If you Googled: “how was our universe born” you will find about 23 million hits – many having some version of an unimaginably hot, dense point, the source of all the material used to make up our Universe consisting of about 100 to 500 million galaxies. [We find more galaxies with every new, improved telescope added to examine the night sky.]
This birth from a singleton is the most prevalent theory that spawned NASA’s WMAP satellite search now detailed as the Cosmic Microwave Background Radiation [CMB] – a radiation supposedly coming from that singleton. The Planck satellite [the European Space Agency improved version of WMAP] confirmed WMAP’s findings with greater detail [NOTE: Exacerbating!] exacerbating variations in what was expected from a uniformly expanding sky. See next.
Planck satellite results (March 2013) Planck Satellite Confirms WMAP Findings: Universe is not Copernican “Most scientists brushed the observation off as a fluke of some type, and many theories were created to explain it away. Many awaited the Planck mission. The Planck satellite was looked upon as a referee for these unexpected (and unwelcome) results. The Planck satellite used different sensor technology, and an improved scanning pattern to map the CMB. In March 2013, Planck reported back, and in fact [NOTE: Verified!] verified the presence of the signal in even higher definition than before!”

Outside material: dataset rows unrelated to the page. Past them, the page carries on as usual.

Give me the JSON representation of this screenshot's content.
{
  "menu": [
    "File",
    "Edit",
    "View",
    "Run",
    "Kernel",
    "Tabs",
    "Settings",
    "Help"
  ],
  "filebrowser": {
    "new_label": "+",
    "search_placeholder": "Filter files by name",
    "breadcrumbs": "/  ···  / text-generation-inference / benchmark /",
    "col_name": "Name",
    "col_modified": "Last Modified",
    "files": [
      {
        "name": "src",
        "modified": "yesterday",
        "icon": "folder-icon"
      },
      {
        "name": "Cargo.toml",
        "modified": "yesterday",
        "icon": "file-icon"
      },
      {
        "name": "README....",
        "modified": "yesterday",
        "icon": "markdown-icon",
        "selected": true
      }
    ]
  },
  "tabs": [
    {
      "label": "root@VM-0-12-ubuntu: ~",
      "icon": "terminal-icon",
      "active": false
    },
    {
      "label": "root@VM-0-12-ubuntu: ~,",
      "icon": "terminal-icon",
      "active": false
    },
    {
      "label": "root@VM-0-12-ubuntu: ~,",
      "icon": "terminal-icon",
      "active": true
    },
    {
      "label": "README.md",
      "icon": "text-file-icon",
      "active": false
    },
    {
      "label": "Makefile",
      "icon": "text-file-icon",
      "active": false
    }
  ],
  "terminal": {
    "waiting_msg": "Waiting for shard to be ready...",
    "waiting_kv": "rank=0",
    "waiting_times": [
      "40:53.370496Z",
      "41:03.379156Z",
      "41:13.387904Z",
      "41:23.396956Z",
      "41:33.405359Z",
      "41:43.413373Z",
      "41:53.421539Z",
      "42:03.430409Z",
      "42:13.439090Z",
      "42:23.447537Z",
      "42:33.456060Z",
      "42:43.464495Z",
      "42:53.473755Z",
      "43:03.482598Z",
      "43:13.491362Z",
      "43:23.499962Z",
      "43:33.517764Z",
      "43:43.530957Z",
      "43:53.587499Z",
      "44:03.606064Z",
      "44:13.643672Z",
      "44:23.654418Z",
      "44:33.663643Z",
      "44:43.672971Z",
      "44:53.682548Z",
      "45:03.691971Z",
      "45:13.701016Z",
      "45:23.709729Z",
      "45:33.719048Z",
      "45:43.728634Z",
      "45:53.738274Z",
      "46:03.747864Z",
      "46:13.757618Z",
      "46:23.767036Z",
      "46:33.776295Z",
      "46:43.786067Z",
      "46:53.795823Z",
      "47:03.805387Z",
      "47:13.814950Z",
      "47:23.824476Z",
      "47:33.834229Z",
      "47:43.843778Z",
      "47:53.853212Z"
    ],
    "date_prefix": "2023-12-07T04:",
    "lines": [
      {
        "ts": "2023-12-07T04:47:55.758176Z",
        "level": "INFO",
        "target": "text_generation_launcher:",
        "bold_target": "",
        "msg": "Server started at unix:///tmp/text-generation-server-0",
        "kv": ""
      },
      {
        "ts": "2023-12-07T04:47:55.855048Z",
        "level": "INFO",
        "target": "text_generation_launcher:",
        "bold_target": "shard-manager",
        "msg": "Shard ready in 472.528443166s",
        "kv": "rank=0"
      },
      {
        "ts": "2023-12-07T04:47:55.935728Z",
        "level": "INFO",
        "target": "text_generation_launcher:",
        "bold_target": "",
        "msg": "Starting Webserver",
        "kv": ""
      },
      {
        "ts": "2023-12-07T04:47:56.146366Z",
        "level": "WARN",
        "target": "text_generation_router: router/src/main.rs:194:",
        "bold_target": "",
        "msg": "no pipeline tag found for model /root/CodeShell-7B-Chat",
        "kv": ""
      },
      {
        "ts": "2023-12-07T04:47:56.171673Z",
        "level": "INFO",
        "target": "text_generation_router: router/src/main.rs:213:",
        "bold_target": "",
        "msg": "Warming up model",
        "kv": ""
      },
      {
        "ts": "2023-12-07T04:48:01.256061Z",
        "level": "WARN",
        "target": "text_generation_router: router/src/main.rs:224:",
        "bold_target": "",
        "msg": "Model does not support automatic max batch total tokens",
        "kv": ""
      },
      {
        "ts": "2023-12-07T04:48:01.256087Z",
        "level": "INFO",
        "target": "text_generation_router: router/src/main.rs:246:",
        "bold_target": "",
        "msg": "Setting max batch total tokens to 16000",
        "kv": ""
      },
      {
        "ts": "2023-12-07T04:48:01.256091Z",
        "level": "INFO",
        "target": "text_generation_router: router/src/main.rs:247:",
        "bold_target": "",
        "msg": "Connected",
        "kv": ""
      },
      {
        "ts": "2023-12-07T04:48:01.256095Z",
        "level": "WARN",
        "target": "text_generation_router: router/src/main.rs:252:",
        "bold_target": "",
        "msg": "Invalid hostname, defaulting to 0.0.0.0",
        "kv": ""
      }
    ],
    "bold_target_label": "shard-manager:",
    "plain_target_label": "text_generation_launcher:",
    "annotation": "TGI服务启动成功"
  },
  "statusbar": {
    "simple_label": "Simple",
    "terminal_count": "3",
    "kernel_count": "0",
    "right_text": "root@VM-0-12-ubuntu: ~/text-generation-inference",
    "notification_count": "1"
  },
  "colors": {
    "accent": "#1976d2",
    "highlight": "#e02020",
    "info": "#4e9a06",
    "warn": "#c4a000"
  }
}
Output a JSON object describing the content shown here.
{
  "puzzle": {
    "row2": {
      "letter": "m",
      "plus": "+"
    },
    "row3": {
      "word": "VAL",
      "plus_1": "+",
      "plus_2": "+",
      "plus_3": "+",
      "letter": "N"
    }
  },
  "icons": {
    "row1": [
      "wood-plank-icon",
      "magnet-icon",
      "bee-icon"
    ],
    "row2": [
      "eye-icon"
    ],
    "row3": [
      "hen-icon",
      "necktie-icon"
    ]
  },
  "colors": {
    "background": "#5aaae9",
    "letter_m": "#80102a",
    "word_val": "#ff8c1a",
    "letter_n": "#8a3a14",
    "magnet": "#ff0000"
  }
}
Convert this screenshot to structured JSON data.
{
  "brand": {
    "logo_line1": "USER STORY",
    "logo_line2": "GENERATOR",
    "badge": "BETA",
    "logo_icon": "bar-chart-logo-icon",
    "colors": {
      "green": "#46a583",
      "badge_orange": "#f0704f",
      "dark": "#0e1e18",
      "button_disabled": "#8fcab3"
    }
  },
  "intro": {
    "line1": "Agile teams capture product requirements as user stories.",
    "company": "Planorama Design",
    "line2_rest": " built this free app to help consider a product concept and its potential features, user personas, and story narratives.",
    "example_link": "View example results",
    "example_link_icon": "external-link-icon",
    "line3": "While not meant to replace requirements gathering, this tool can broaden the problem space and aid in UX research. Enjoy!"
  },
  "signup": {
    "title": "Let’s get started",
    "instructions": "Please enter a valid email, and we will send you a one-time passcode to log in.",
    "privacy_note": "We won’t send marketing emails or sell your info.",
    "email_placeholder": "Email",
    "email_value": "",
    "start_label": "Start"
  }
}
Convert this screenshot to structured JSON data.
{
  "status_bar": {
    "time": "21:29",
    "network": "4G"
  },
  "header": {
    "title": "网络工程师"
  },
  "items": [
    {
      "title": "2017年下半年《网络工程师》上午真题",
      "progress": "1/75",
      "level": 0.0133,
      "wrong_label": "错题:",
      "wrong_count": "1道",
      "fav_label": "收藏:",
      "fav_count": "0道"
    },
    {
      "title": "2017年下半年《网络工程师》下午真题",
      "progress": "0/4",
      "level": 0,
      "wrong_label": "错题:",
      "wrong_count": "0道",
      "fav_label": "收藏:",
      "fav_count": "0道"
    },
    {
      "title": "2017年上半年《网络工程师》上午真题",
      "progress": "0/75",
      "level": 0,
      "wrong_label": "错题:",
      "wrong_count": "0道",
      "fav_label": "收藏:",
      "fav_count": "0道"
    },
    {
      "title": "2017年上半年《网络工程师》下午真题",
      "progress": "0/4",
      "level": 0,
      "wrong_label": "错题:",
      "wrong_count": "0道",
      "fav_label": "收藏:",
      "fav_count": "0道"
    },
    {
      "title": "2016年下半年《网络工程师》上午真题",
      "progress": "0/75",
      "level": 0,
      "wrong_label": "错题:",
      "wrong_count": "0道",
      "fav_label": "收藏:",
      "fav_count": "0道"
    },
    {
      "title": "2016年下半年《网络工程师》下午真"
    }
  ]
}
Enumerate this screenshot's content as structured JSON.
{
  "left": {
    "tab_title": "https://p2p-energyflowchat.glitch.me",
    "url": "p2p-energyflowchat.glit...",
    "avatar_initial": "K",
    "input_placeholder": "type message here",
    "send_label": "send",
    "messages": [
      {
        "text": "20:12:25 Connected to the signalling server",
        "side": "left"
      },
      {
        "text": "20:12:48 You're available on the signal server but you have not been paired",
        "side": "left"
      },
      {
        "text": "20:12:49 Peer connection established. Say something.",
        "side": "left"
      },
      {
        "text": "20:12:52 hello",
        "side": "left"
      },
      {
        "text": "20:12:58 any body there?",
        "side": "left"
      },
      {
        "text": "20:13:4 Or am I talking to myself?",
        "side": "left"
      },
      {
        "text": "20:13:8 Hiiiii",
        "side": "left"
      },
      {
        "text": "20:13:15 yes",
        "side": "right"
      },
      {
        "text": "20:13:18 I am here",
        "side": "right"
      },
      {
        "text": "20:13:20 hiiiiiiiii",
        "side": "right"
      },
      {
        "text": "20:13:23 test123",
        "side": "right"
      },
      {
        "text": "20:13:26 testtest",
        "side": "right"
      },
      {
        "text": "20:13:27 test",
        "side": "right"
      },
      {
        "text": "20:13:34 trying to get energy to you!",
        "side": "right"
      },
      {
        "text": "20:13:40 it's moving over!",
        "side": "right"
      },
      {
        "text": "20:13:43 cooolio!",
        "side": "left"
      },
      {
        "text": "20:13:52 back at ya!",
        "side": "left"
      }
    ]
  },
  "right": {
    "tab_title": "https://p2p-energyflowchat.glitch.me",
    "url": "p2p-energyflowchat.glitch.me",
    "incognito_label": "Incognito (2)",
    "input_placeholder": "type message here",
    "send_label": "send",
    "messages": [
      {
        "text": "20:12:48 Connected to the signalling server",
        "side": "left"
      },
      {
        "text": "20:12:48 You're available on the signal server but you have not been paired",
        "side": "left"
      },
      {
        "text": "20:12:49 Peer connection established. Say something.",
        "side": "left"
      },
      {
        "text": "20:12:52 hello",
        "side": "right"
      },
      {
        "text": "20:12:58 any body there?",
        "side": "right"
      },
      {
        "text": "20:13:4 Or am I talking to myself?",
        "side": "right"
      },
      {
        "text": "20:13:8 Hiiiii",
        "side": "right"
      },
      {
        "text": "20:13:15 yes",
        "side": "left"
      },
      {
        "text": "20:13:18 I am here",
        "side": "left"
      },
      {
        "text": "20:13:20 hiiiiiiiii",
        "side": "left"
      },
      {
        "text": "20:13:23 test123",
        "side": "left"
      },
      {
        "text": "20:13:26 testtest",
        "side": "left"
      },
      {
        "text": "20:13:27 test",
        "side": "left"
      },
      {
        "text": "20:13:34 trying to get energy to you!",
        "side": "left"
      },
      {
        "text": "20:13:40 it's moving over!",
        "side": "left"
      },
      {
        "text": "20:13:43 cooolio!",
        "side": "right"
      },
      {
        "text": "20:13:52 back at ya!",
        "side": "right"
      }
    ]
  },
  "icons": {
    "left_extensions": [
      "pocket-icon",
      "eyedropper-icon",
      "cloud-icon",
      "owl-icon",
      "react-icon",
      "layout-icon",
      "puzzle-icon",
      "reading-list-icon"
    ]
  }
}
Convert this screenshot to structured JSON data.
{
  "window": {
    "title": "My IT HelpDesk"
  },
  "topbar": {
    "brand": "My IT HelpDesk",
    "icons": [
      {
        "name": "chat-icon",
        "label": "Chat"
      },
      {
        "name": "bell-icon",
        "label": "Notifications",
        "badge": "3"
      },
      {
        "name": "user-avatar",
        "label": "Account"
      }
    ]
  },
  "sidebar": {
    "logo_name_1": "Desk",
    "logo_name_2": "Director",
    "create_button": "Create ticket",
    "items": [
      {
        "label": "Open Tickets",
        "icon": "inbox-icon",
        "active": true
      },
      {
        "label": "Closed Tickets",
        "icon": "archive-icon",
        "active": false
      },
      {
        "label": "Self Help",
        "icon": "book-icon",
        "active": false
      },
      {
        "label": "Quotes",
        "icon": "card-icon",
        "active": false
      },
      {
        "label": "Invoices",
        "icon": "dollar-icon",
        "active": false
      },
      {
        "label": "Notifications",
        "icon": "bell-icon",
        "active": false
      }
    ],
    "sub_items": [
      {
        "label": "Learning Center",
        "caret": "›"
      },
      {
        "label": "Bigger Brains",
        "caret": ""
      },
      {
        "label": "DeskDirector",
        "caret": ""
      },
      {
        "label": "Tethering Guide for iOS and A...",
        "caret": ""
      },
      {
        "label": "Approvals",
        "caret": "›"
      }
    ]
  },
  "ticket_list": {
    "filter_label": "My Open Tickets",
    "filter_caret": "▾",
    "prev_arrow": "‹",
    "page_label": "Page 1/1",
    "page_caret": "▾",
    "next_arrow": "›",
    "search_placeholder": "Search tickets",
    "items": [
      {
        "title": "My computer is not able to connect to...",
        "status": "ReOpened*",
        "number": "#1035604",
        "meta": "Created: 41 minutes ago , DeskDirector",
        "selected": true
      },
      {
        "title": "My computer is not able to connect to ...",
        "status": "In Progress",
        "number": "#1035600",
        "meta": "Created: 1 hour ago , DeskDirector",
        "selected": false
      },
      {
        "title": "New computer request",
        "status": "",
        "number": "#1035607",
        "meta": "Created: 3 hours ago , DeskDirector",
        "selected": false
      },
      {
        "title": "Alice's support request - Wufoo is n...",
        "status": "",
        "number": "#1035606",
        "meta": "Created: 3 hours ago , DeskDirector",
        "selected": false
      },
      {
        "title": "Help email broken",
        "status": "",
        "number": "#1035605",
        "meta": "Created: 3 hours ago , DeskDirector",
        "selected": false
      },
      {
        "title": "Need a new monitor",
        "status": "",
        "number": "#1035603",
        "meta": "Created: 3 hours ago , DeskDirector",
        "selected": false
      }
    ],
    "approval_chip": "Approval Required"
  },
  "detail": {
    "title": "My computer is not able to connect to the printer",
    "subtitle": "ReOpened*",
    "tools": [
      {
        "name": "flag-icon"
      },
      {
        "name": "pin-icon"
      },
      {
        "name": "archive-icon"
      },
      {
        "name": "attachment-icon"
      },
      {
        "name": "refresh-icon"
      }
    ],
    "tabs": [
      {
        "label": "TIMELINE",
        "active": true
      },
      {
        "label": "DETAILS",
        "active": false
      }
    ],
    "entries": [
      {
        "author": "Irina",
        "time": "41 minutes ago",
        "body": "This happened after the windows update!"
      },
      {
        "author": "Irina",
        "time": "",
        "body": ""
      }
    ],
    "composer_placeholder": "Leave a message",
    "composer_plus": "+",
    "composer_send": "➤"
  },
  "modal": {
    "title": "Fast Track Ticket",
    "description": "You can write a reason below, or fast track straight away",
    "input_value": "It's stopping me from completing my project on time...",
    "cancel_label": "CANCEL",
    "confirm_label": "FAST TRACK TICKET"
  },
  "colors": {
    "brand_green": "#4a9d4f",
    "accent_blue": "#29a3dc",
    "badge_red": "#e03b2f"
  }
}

However this CMB only adds to the singleton theory that has many problems. See also next entry
ScienceDaily article –
The black hole at the birth of the Universe:, August 7, 2014: “The problem, as the authors see it, is that the big bang hypothesis has our relatively comprehensible, uniform, and predictable universe arising from the physics-destroying insanity of a singularity. [But] It seems unlikely.”
Watch this space for more on that singleton.